Unmet need by itself is a useful indicator, but it can be misleading, said Roy Jacobstein, senior medical advisor at IntraHealth. He pointed to two countries, one with unmet need of 22% (Nigeria) and the other with 27% (Rwanda). On the surface, Nigeria would seem to be in better shape—until you also factor in its 10% mCPR and Rwanda’s 45% mCPR.

The resulting measures of demand satisfied show that Nigeria is actually meeting less than a third of total demand for modern family planning, while Rwanda is meeting two-thirds of its population’s demand.

Unmet need has been a fantastic concept for advocacy, Jacobstein says, but it has some ambiguity issues.

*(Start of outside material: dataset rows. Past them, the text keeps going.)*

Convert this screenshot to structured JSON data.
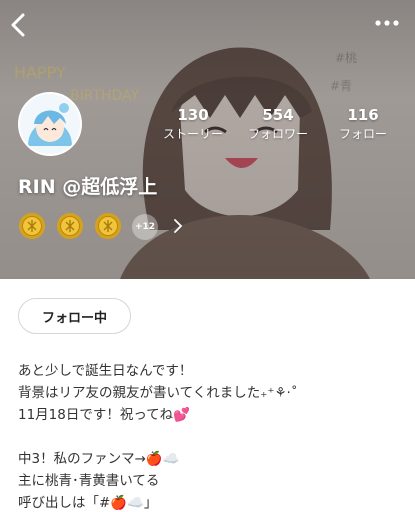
{
  "profile": {
    "username": "RIN @超低浮上",
    "avatar_icon": "anime-avatar-icon",
    "stats": [
      {
        "value": "130",
        "label": "ストーリー"
      },
      {
        "value": "554",
        "label": "フォロワー"
      },
      {
        "value": "116",
        "label": "フォロー"
      }
    ],
    "badges": {
      "visible_medals": 3,
      "more_count": "+12"
    },
    "follow_button_label": "フォロー中"
  },
  "bio": {
    "lines": [
      "あと少しで誕生日なんです！",
      "背景はリア友の親友が書いてくれました₊⁺⚘·˚",
      "11月18日です！祝ってね💕",
      "",
      "中3！私のファンマ→🍎☁️",
      "主に桃青･青黄書いてる",
      "呼び出しは「#🍎☁️」"
    ]
  },
  "colors": {
    "header_tint": "#9d9793",
    "medal_gold": "#d6a21c",
    "text": "#333333"
  },
  "icons": {
    "back": "back-chevron-icon",
    "more": "more-dots-icon",
    "badges_arrow": "chevron-right-icon"
  }
}
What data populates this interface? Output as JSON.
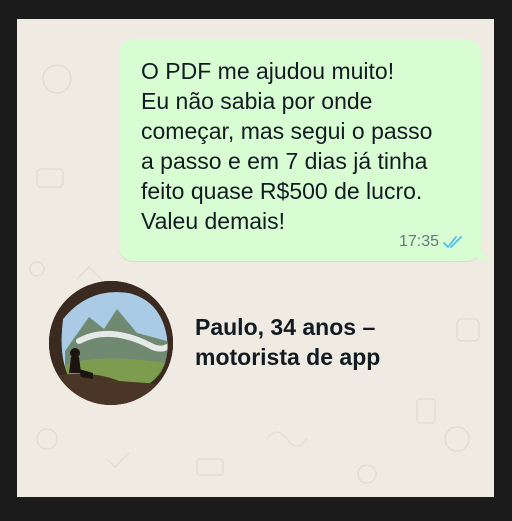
{
  "message": {
    "text": "O PDF me ajudou muito!\nEu não sabia por onde\ncomeçar, mas segui o passo\na passo e em 7 dias já tinha\nfeito quase R$500 de lucro.\nValeu demais!",
    "time": "17:35",
    "status_icon": "double-check-read-icon",
    "tick_color": "#53bdeb"
  },
  "testimonial": {
    "author_line1": "Paulo, 34 anos –",
    "author_line2": "motorista de app"
  },
  "colors": {
    "bubble": "#d9fdd3",
    "background": "#efeae2",
    "frame": "#1b1b1b"
  }
}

“Unmet need has been a fantastic concept for advocacy,” Jacobstein says. It’s easy to get behind, despite being a remarkably complex, nuanced indicator. And it was used to measure progress toward Millennium Development Goal 5. But along with mCPR, it has some ambiguity issues. Unmet need isn’t a measure of women who would use family planning today if it were offered to them, as its name might suggest. In terms of measuring mCPR, it’s surprisingly difficult to know which contraceptive methods qualify as modern. It also doesn’t take into account sexually active unmarried women, the number of which is growing as the average age of marriage rises.

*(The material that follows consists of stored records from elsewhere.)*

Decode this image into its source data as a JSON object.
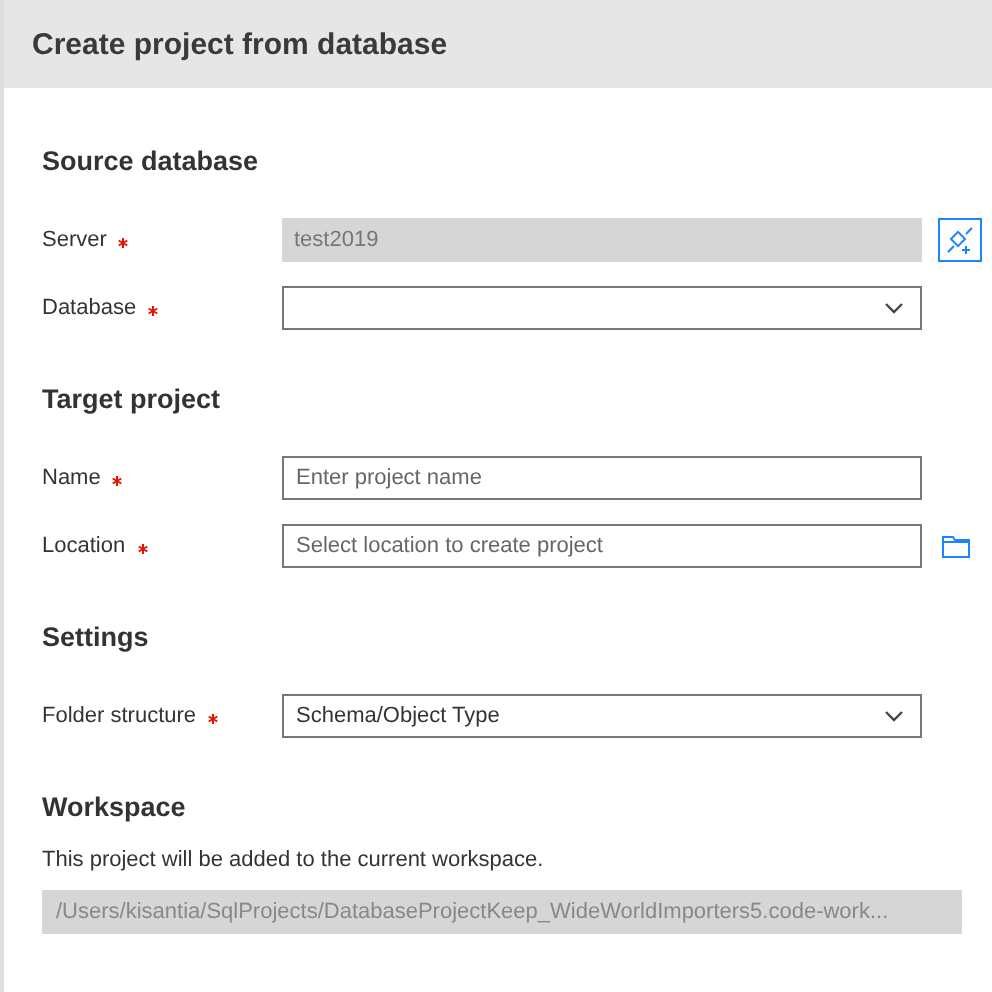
{
  "dialog": {
    "title": "Create project from database"
  },
  "sections": [
    {
      "title": "Source database",
      "fields": [
        {
          "label": "Server",
          "required": true,
          "kind": "readonly",
          "value": "test2019",
          "trailing": {
            "kind": "connect"
          }
        },
        {
          "label": "Database",
          "required": true,
          "kind": "dropdown"
        }
      ]
    },
    {
      "title": "Target project",
      "fields": [
        {
          "label": "Name",
          "required": true,
          "kind": "text",
          "placeholder": "Enter project name"
        },
        {
          "label": "Location",
          "required": true,
          "kind": "text",
          "placeholder": "Select location to create project",
          "trailing": {
            "kind": "browse"
          }
        }
      ]
    },
    {
      "title": "Settings",
      "fields": [
        {
          "label": "Folder structure",
          "required": true,
          "kind": "dropdown",
          "value": "Schema/Object Type"
        }
      ]
    }
  ],
  "workspace": {
    "title": "Workspace",
    "description": "This project will be added to the current workspace.",
    "path": "/Users/kisantia/SqlProjects/DatabaseProjectKeep_WideWorldImporters5.code-work..."
  }
}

Demand satisfied doesn't cover everything, the panelists said—it doesn’t speak to issues such as method effectiveness, creating demand, ensuring choice, and reproductive intentions. (“If we get to 75% but we don’t address reproductive intentions,” Jacobstein said, “we’re a long way from getting the job done.”)

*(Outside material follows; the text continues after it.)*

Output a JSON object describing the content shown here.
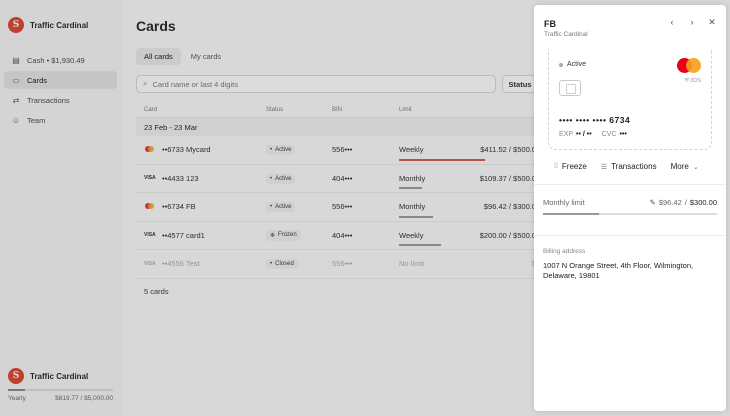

Still, percent of demand satisfied could be incredibly useful in tracking family planning program performance as countries work toward their Sustainable Development Goal targets. It could provide, as Ellen Starbird of USAID said, “a measure of what women are doing, rather than what women should be doing.”

The Future of Demand Satisfied

So what’s next? This is a question moderator Pape Gaye, president and CEO of IntraHealth, asked of the panelists.

One answer: using the new indicator to pursue greater equity in family planning.

“In the past, we’ve always addressed the poorest women last and met demands of easier-to-reach women first,” said Scott Radloff of the Gates Institute. “But could we take the last mile first? One of the next steps in this analysis is to find out what are some countries that have made progress in meeting demand for all types of women—equitably.”

There's More to Success than Meeting Unmet Need” at the International Conference on Family Planning 2016 was moderated by Pape Gaye (IntraHealth) and included presentations by Roy Jacobstein (IntraHealth), Scott Radloff (Bill & Melinda Gates Institute for Population and Reproductive Health), Ellen Starbird (USAID), and Daniel Goodkind (US Census Bureau).